Content starts

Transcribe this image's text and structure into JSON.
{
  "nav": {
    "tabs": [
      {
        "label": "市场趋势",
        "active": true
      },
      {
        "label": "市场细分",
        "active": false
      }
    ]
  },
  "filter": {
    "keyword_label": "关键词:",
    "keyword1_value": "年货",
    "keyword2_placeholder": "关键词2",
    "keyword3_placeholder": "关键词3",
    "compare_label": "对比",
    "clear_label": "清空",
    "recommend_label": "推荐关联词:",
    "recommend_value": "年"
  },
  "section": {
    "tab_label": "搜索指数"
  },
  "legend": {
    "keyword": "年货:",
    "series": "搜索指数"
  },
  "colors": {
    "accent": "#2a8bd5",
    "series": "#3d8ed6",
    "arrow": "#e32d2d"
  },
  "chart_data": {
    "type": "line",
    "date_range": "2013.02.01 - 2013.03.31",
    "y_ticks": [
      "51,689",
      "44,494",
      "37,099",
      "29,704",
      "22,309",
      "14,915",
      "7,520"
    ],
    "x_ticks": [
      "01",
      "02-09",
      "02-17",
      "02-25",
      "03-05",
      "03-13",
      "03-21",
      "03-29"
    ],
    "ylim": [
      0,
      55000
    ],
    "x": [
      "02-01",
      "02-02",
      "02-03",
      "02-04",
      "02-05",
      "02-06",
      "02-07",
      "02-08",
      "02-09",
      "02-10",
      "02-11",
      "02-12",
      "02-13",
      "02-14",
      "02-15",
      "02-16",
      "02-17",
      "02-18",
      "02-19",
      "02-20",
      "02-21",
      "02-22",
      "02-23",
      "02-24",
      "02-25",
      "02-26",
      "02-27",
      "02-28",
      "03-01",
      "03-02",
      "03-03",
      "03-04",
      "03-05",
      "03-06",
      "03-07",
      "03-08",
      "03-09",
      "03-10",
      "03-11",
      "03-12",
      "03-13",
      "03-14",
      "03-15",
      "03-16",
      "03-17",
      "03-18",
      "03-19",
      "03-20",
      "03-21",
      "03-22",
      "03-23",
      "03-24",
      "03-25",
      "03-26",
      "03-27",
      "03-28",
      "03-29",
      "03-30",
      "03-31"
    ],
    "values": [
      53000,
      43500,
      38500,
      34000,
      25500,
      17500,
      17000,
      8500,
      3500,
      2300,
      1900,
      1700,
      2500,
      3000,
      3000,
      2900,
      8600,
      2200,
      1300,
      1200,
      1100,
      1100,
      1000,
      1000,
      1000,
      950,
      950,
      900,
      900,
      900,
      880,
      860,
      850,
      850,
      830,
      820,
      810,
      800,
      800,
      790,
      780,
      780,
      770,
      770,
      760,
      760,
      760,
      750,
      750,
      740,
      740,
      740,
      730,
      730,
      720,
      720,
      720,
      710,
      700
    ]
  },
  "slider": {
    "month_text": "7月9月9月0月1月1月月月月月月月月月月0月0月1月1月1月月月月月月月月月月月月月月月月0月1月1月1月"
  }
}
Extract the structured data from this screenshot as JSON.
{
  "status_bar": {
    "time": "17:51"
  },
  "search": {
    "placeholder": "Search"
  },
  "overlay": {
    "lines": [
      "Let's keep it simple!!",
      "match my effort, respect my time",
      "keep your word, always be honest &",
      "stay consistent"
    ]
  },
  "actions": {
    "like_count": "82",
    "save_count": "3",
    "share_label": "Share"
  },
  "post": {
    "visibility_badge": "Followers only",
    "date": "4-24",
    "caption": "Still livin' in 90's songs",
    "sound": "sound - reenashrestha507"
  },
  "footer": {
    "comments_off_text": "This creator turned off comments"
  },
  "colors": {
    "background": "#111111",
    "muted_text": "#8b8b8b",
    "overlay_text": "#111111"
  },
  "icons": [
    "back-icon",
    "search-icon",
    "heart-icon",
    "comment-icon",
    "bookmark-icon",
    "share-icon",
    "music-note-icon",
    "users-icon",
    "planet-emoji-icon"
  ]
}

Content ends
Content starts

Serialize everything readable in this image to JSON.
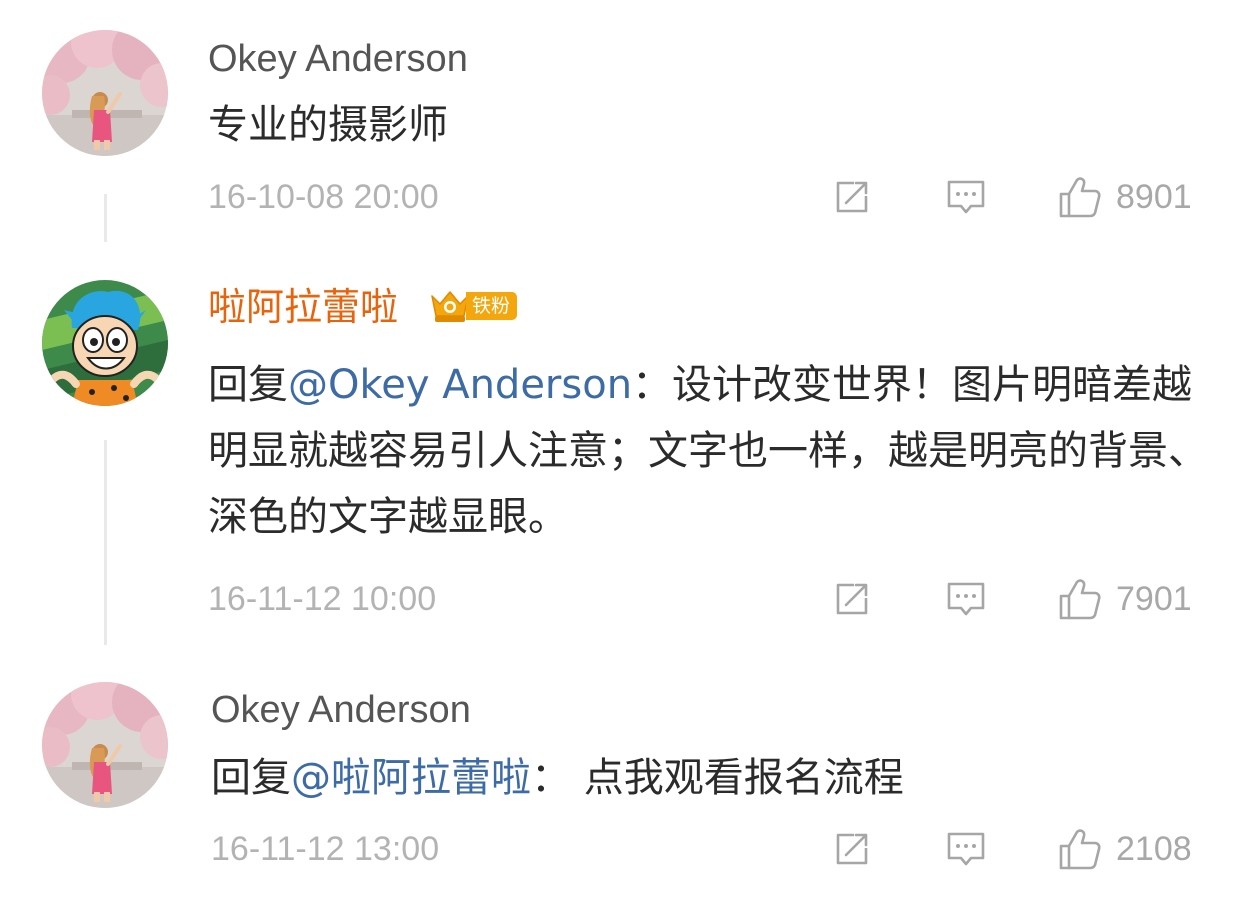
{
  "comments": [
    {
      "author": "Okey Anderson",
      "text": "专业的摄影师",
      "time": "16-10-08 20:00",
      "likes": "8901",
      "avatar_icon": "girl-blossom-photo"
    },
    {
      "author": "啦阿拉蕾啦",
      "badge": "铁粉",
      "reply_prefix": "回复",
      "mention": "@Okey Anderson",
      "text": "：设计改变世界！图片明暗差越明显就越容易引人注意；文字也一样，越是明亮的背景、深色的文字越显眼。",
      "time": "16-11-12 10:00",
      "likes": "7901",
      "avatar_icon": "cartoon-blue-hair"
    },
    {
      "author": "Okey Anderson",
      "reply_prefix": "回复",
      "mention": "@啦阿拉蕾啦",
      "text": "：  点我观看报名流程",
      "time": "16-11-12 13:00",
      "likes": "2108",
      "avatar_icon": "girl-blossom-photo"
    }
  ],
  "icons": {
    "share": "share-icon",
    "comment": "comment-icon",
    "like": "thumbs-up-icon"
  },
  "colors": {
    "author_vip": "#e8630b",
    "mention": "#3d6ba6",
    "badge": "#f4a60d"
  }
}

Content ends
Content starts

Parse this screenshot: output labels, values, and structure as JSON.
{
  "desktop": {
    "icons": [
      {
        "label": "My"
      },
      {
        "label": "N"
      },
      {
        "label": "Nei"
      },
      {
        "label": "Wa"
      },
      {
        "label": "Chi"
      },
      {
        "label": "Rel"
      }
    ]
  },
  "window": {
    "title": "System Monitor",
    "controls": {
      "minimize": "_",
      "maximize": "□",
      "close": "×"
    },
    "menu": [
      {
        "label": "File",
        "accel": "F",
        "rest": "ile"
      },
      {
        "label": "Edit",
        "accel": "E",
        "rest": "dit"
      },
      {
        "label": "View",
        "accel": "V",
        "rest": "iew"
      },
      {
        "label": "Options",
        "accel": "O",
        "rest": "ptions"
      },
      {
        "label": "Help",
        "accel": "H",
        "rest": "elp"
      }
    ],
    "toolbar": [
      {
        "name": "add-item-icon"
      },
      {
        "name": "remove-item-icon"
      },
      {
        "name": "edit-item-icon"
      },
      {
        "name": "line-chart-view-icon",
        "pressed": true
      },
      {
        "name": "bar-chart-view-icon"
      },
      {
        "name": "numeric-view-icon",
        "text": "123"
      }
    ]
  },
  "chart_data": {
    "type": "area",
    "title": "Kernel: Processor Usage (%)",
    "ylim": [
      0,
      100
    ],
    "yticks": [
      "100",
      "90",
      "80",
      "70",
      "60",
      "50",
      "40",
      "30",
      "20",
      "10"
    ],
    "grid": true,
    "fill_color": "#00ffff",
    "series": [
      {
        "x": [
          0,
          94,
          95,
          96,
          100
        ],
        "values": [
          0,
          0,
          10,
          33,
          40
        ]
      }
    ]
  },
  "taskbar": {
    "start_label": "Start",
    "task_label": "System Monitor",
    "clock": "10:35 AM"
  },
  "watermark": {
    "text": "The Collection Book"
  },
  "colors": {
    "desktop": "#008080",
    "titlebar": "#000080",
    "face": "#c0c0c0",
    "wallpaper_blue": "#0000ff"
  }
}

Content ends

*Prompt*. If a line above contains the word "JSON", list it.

*The completed task*.
Transcribe this image's text and structure into JSON.
Extract the structured data from this screenshot as JSON.
Serialize everything readable in this image to JSON.
Parse this screenshot: output labels, values, and structure as JSON.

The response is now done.